Prince said that one of the ways larger labels and management teams try to take artists from independent companies, is to find fault with the artist’s deal.
He explained that it’s something that record labels in New York and Los Angeles tried to do with his artist on Rap-A-Lot-Records in the past, which he stopped.
Prince — who’s been called a close friend and mentor to Crawford, while Megan reportedly refers to Prince as Crawford’s “partner” in her lawsuit — then backed what Crawford said earlier this week in his response to Megan: That she really didn’t want to negotiate her contract, and her handlers only gave the label demands.
“For the record we have no problem with negotiating with Megan but we do have a problem with dictators,” wrote Prince.

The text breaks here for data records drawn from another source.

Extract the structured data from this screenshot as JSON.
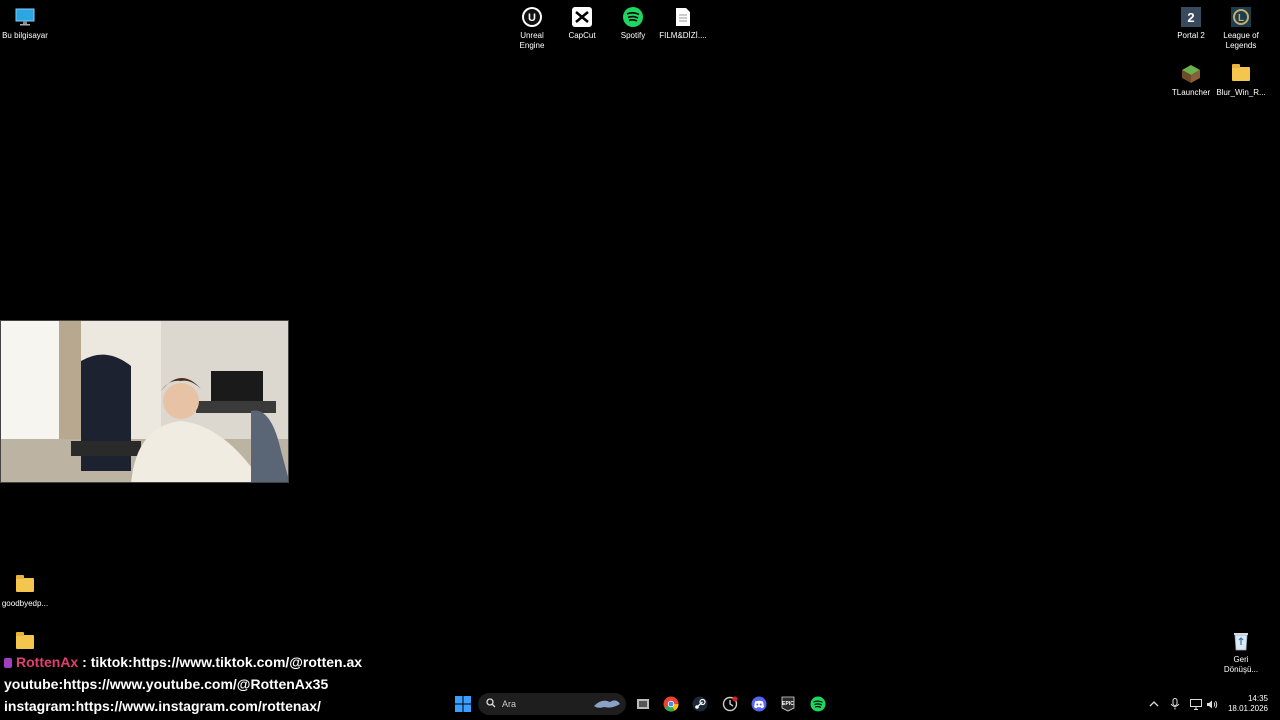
{
  "desktop": {
    "top_left": [
      {
        "label": "Bu bilgisayar",
        "icon": "monitor-icon"
      }
    ],
    "top_center": [
      {
        "label": "Unreal Engine",
        "icon": "unreal-engine-icon"
      },
      {
        "label": "CapCut",
        "icon": "capcut-icon"
      },
      {
        "label": "Spotify",
        "icon": "spotify-icon"
      },
      {
        "label": "FILM&DİZİ....",
        "icon": "text-file-icon"
      }
    ],
    "top_right": [
      {
        "label": "Portal 2",
        "icon": "portal2-icon"
      },
      {
        "label": "League of Legends",
        "icon": "league-of-legends-icon"
      },
      {
        "label": "TLauncher",
        "icon": "tlauncher-icon"
      },
      {
        "label": "Blur_Win_R...",
        "icon": "folder-icon"
      }
    ],
    "bottom_left": [
      {
        "label": "goodbyedp...",
        "icon": "folder-icon"
      }
    ],
    "recycle_bin": {
      "label": "Geri Dönüşü...",
      "icon": "recycle-bin-icon"
    }
  },
  "chat_overlay": {
    "username": "RottenAx",
    "separator": " : ",
    "line1": "tiktok:https://www.tiktok.com/@rotten.ax",
    "line2": "youtube:https://www.youtube.com/@RottenAx35",
    "line3": "instagram:https://www.instagram.com/rottenax/"
  },
  "taskbar": {
    "search_placeholder": "Ara",
    "apps": [
      "windows-start-icon",
      "task-view-icon",
      "chrome-icon",
      "steam-icon",
      "clock-app-icon",
      "discord-icon",
      "epic-games-icon",
      "spotify-icon"
    ],
    "tray_icons": [
      "chevron-up-icon",
      "microphone-icon",
      "display-icon",
      "volume-icon"
    ],
    "time": "14:35",
    "date": "18.01.2026"
  },
  "colors": {
    "desktop_bg": "#000000",
    "folder": "#f5c64e",
    "spotify": "#1ed760",
    "username": "#e04070"
  }
}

“I find it very interesting that Roc Nation [which manages Megan] would allow their employee to sign an affidavit and statement full of slanderous lies on my methods of doing business when we have partnered together on several occasions,” he added. “I don’t think Jay Z is aware of this but only time will tell.”
Prince then gave his opinion on how he perceives Megan and her recording contract.
“Megan seems to be a perfect candidate for self destruction,” he wrote. “Any artist in the music industry will testify that a 40% profit share is a great deal especially for an unestablished artist that til this day has never delivered an album.”
In the last part of his message, Prince brought up Megan’s late mother and former manager, Holly Thomas, who passed away from a brain tumor, which Megan confirmed on Instagram in March of 2019.
“I give credit to where credit is due,” he stated. “Megan along with her mother, who evidently could read (God rest her soul), negotiated a good deal.”
“The homie Carl was an angel in Megan’s eyes when he was spending hundreds of thousands investing in her career,” added Prince. “Now that he’s helped her become a successful artist she stopped paying him his percentage and views him as the devil.”
Megan responded with, “FACTS ARE FACTS AND THE FACTS ARE PUBLIC ‼️ I’m extremely pleased that 1501 and Carl Crawford were denied the request to dissolve the Court order and try to stop my music from being released. I will proceed with the release of “SUGA,” Megan began.
“I will stand up for myself and won’t allow two men to bully me, I am NO ONES PROPERTY,” she added. “Y’all are choosing to highlight the issue of music splits…talk about everything else. This has nothing to do with anyone else including JAY-Z, stop deflecting and trying to make this a publicity stunt.”
Earlier this week, a judge granted Megan a restraining order so she could release her new EP “Suga” on Friday. Crawford then filed a motion to try and eliminate that order, but a judge turned his motion down.